Israel's High Court has given the green light to companies who fought with consumer groups over setting up large solar farms in the Negev Desert.
The farms, which would be comprised of thousands of solar reflectors, are expected to generate hundreds of megawatts of electricity from solar power each year.
The High Court rejected a petition by consumer groups against the distribution of government land to the companies who want to build the farms.
The groups, led by the Organization for the Fair Distribution of Property, claimed the government was distributing the land without regard for the public.
The petition also contended the government also had not secured a commitment from the companies to distribute profits to the residents of towns and local authorities whose land was appropriated for the project.
The court ruled that arrangements had been made to compensate the towns and local authorities, and that the consumer groups had no legitimate case.
Israel has been a world leader in the use of "green" energy, particularly in solar energy.
Last month the Knesset approved the first reading of a bill co-authored by MK Ze’ev Bielski (Kadima) and MK Dov Khenin (Hadash), stipulating that solar water heaters be installed in every building with up to 15 floors.
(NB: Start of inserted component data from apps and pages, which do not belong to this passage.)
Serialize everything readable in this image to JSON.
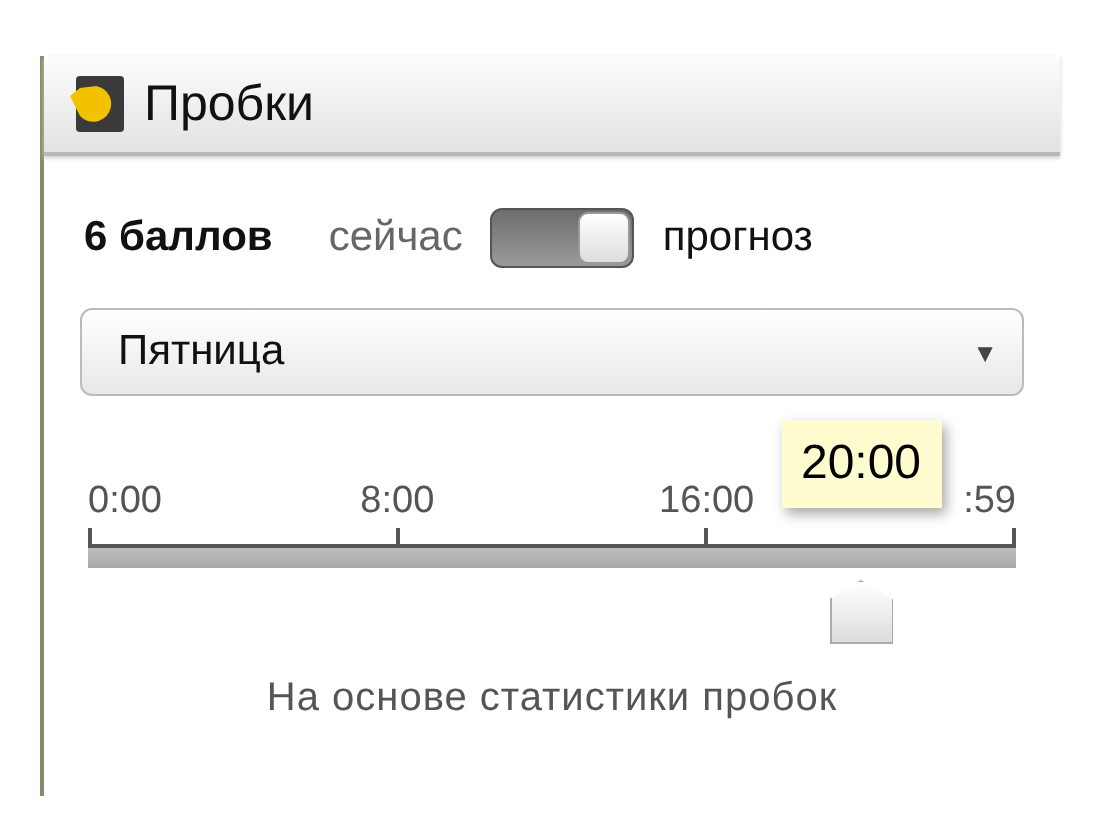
{
  "header": {
    "title": "Пробки"
  },
  "status": {
    "score": "6 баллов",
    "left_label": "сейчас",
    "right_label": "прогноз",
    "toggle": {
      "on": true
    }
  },
  "day_select": {
    "value": "Пятница",
    "arrow": "▼"
  },
  "timeline": {
    "ticks": [
      "0:00",
      "8:00",
      "16:00",
      ":59"
    ],
    "slider": {
      "level": 0.833
    },
    "tooltip": "20:00"
  },
  "footnote": "На основе статистики пробок"
}
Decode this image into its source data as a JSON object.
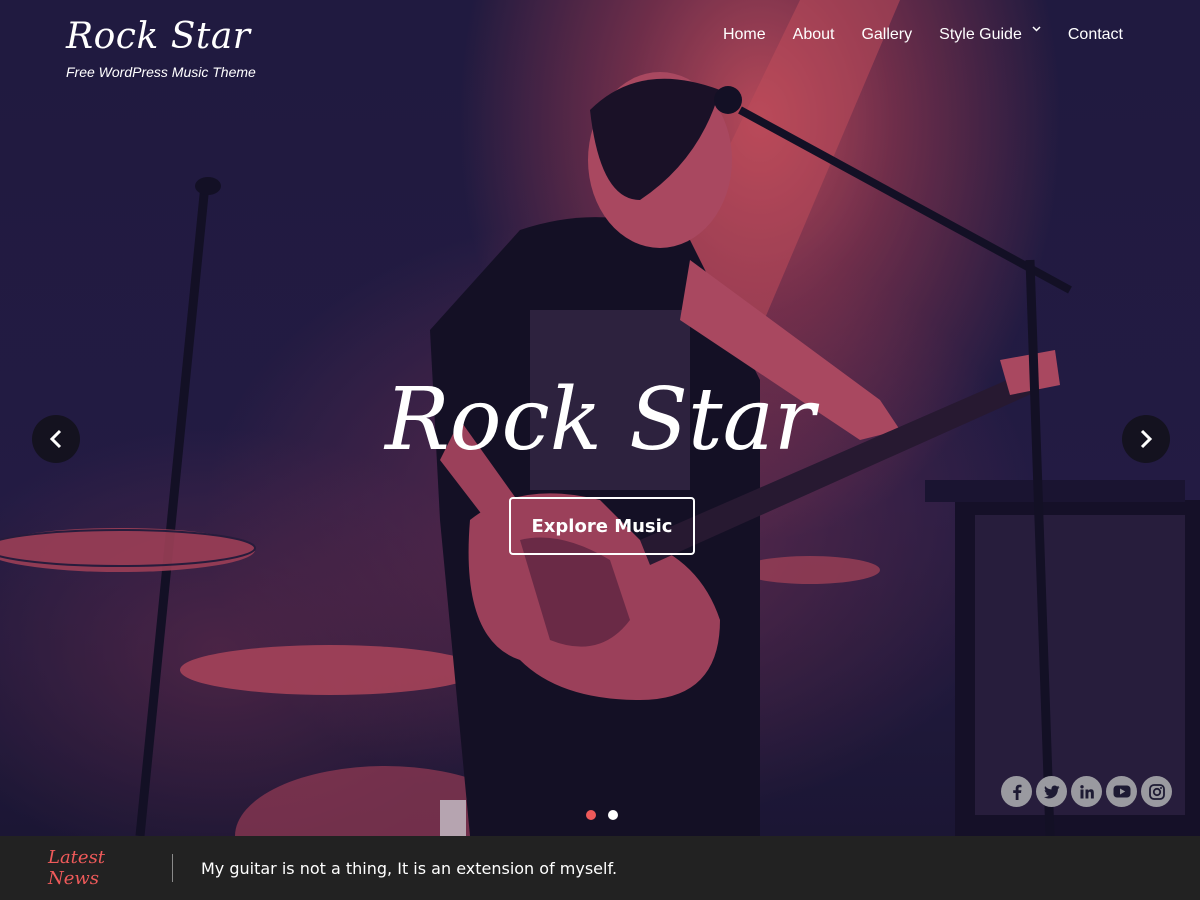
{
  "brand": {
    "title": "Rock Star",
    "tagline": "Free WordPress Music Theme"
  },
  "nav": {
    "items": [
      {
        "label": "Home",
        "has_submenu": false
      },
      {
        "label": "About",
        "has_submenu": false
      },
      {
        "label": "Gallery",
        "has_submenu": false
      },
      {
        "label": "Style Guide",
        "has_submenu": true
      },
      {
        "label": "Contact",
        "has_submenu": false
      }
    ]
  },
  "hero": {
    "title": "Rock Star",
    "cta_label": "Explore Music",
    "prev_icon": "chevron-left-icon",
    "next_icon": "chevron-right-icon",
    "slides": {
      "count": 2,
      "active_index": 0
    }
  },
  "social": {
    "icons": [
      "facebook-icon",
      "twitter-icon",
      "linkedin-icon",
      "youtube-icon",
      "instagram-icon"
    ]
  },
  "news": {
    "label": "Latest News",
    "headline": "My guitar is not a thing, It is an extension of myself."
  },
  "colors": {
    "accent": "#ef5a5a",
    "hero_tint": "#e25862",
    "news_bar": "#222222",
    "text": "#ffffff"
  }
}
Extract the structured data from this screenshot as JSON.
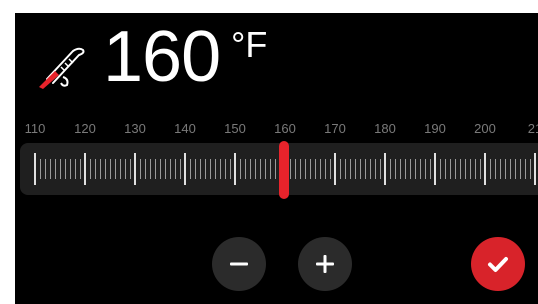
{
  "display": {
    "temperature_value": "160",
    "temperature_unit": "°F",
    "icon": "probe-thermometer-icon"
  },
  "scale": {
    "labels": [
      "110",
      "120",
      "130",
      "140",
      "150",
      "160",
      "170",
      "180",
      "190",
      "200",
      "21"
    ],
    "min": 110,
    "step": 10,
    "current": 160,
    "unit": "°F"
  },
  "controls": {
    "decrease_icon": "minus-icon",
    "increase_icon": "plus-icon",
    "confirm_icon": "checkmark-icon"
  },
  "colors": {
    "accent": "#e8232b",
    "background": "#000000",
    "track": "#1f1f1f",
    "button": "#2b2b2b",
    "label": "#7a7a7a"
  }
}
“With this bill we can use more efficiently the solar energy found in our country and we will spare ourselves from power outages due to power shortages,” Bielski commented after the bill passed its first reading.